MATERIALS PROVIDED

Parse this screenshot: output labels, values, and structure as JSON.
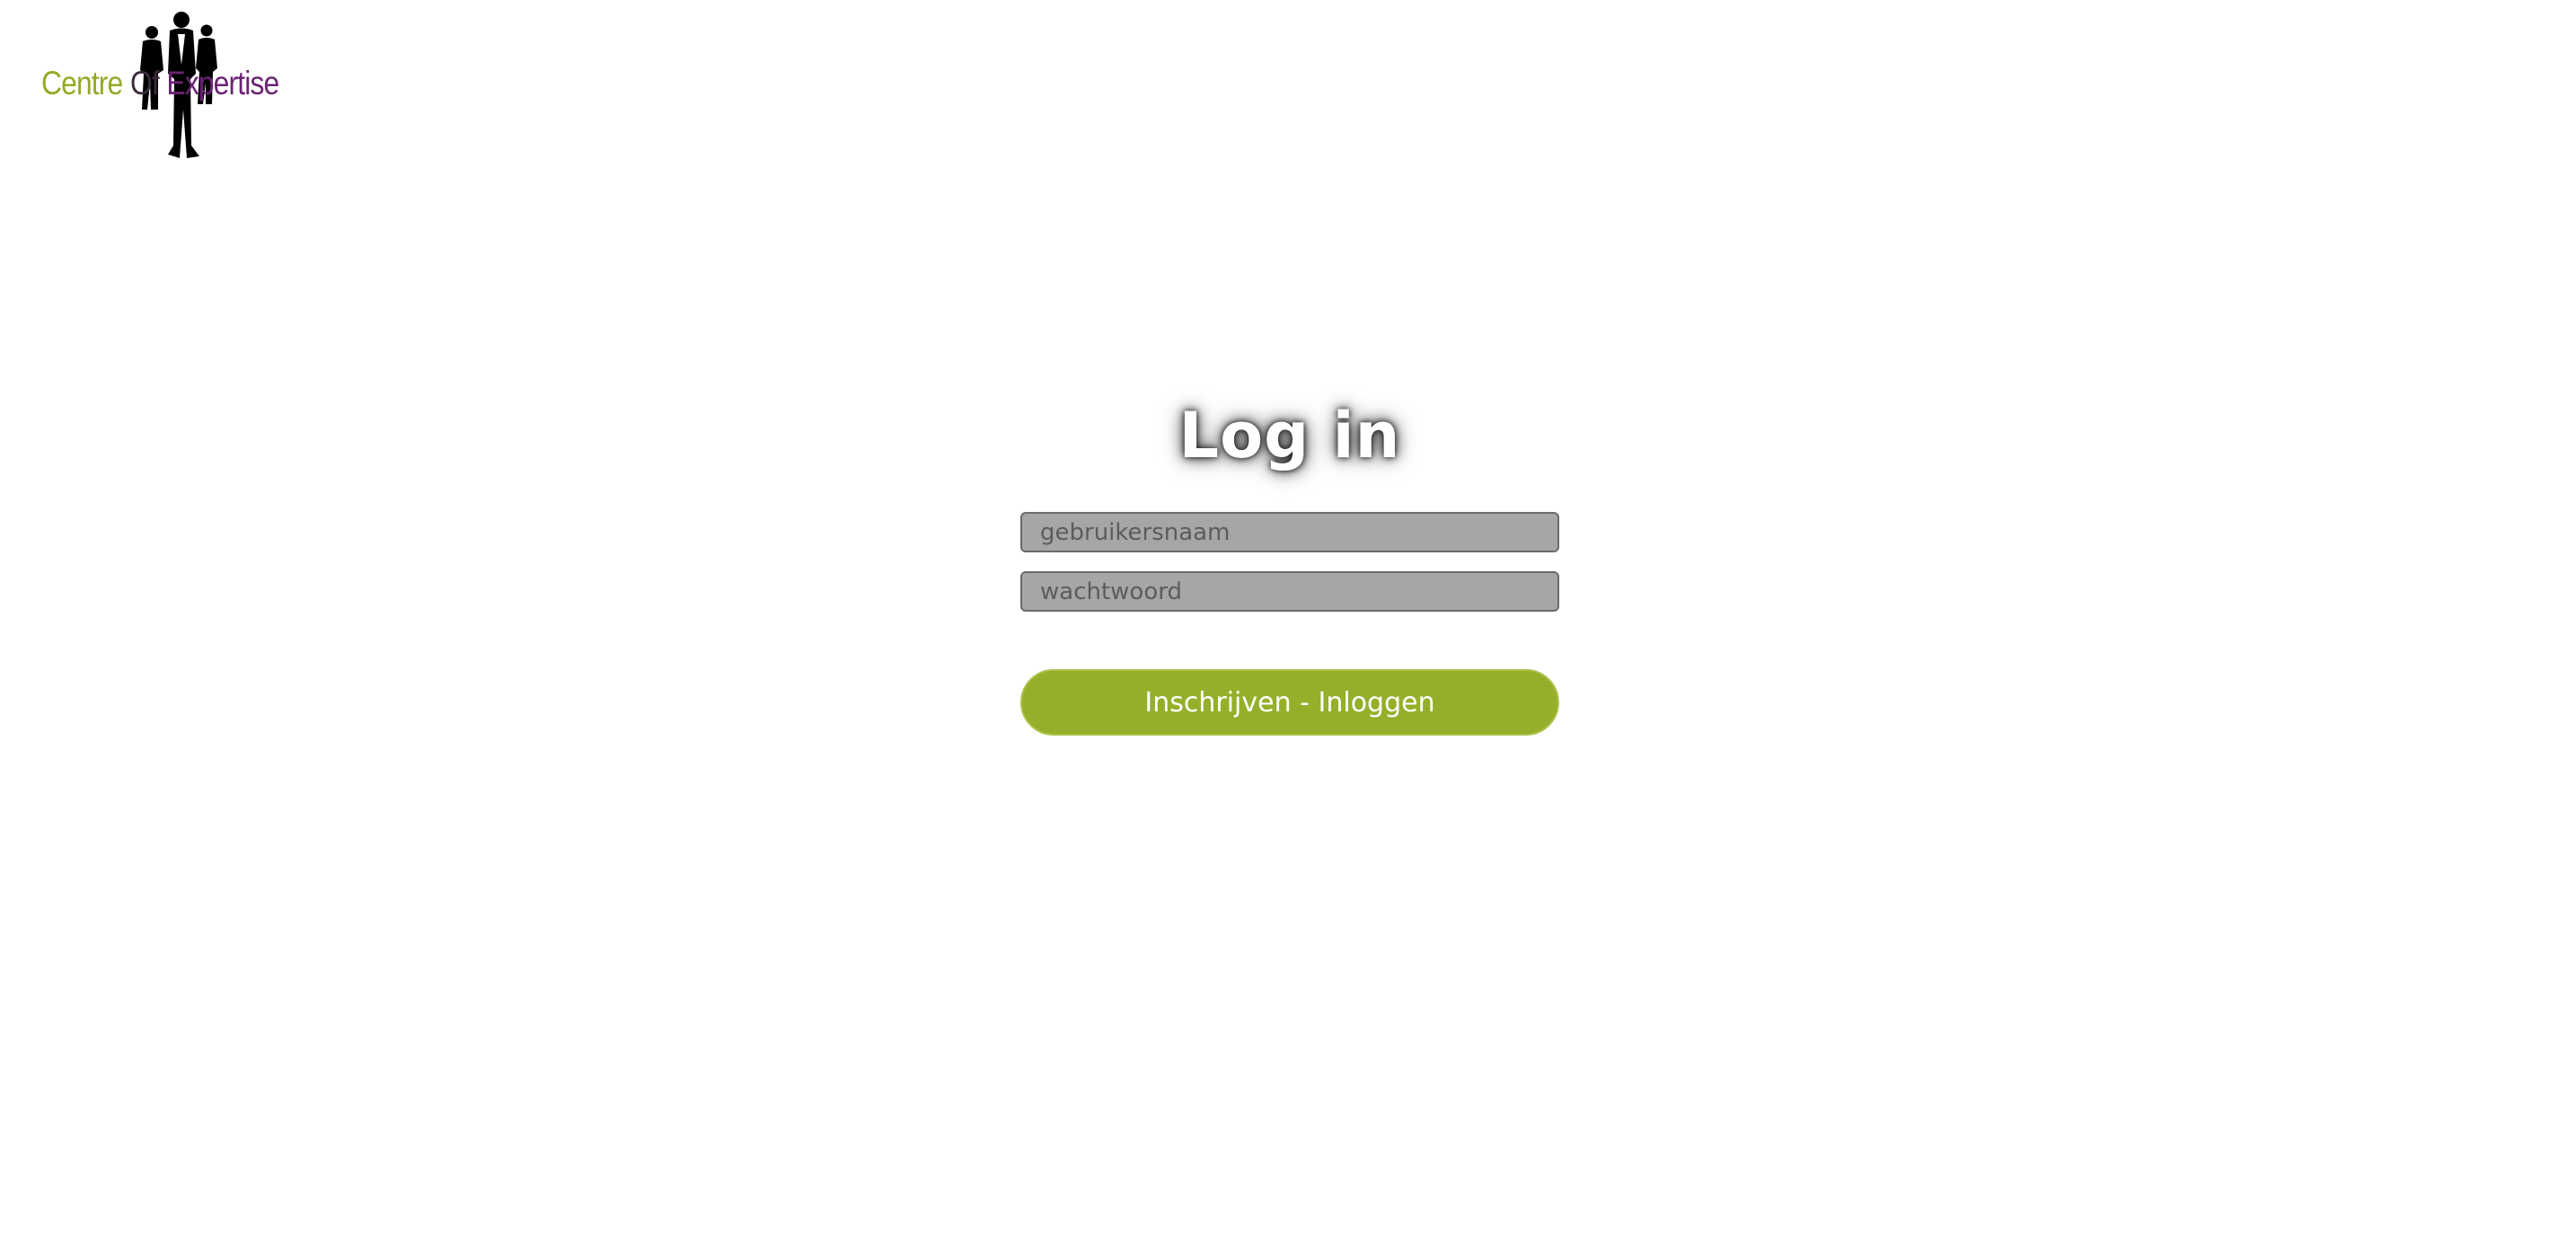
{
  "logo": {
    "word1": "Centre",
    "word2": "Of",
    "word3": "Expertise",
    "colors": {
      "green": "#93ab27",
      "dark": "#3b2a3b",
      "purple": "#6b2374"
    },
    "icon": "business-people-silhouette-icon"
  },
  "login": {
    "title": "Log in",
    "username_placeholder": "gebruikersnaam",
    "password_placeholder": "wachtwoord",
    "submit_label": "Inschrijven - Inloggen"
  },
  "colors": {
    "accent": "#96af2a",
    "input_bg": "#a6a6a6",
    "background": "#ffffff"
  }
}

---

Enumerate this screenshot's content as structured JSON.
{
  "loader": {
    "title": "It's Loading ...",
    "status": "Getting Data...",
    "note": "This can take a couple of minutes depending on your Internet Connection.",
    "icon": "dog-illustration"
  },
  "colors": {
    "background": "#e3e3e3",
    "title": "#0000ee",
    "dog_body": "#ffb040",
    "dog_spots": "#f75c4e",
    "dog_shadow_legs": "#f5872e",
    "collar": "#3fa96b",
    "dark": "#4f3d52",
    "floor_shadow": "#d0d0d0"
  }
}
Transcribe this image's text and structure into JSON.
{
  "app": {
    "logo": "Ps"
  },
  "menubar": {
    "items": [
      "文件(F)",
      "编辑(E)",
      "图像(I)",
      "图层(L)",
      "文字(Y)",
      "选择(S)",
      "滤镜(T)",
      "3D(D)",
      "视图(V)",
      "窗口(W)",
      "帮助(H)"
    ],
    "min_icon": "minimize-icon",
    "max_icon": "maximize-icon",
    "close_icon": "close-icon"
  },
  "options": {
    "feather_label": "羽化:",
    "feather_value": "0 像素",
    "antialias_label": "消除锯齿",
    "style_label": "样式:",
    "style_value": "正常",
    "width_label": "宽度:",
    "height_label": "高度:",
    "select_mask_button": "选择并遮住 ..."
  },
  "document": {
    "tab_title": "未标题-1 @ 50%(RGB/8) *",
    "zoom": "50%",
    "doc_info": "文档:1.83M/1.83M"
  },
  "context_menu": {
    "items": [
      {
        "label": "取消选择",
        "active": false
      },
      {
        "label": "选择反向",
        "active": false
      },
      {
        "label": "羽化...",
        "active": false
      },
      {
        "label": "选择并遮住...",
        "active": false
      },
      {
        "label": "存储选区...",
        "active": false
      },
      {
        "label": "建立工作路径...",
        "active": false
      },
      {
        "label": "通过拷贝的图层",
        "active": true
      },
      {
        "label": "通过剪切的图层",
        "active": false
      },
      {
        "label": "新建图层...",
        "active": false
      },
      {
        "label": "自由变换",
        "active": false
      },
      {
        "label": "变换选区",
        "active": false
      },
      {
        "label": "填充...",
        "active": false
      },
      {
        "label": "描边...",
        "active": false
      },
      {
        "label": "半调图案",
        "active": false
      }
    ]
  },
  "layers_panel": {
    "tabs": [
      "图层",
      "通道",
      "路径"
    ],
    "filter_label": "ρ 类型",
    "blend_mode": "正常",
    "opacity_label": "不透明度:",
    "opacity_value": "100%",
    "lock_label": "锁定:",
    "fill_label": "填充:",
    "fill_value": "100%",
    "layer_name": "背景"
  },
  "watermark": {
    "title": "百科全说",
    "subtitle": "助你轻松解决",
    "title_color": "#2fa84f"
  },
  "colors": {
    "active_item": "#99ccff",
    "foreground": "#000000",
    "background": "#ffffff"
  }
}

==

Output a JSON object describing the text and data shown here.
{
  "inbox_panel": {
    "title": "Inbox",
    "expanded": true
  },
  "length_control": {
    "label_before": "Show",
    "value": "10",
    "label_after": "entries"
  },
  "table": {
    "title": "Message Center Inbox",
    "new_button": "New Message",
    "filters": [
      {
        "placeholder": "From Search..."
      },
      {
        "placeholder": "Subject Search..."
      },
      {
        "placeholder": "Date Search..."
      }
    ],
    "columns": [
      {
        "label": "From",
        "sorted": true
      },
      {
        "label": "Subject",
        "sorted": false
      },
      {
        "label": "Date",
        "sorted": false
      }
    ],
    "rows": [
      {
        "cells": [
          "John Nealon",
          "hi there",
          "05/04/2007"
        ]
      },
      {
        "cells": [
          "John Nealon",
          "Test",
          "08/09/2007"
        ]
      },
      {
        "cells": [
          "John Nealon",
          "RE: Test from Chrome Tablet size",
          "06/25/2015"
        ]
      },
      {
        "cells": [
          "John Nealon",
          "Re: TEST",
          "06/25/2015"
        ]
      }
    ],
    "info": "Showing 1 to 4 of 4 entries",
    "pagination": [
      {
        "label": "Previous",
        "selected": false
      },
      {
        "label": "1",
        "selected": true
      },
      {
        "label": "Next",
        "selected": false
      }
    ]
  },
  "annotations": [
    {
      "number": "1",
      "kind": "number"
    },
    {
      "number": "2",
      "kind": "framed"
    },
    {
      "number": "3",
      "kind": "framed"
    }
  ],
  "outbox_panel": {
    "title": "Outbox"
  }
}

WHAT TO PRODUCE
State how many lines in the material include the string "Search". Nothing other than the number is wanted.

PROBLEM SOLUTION
3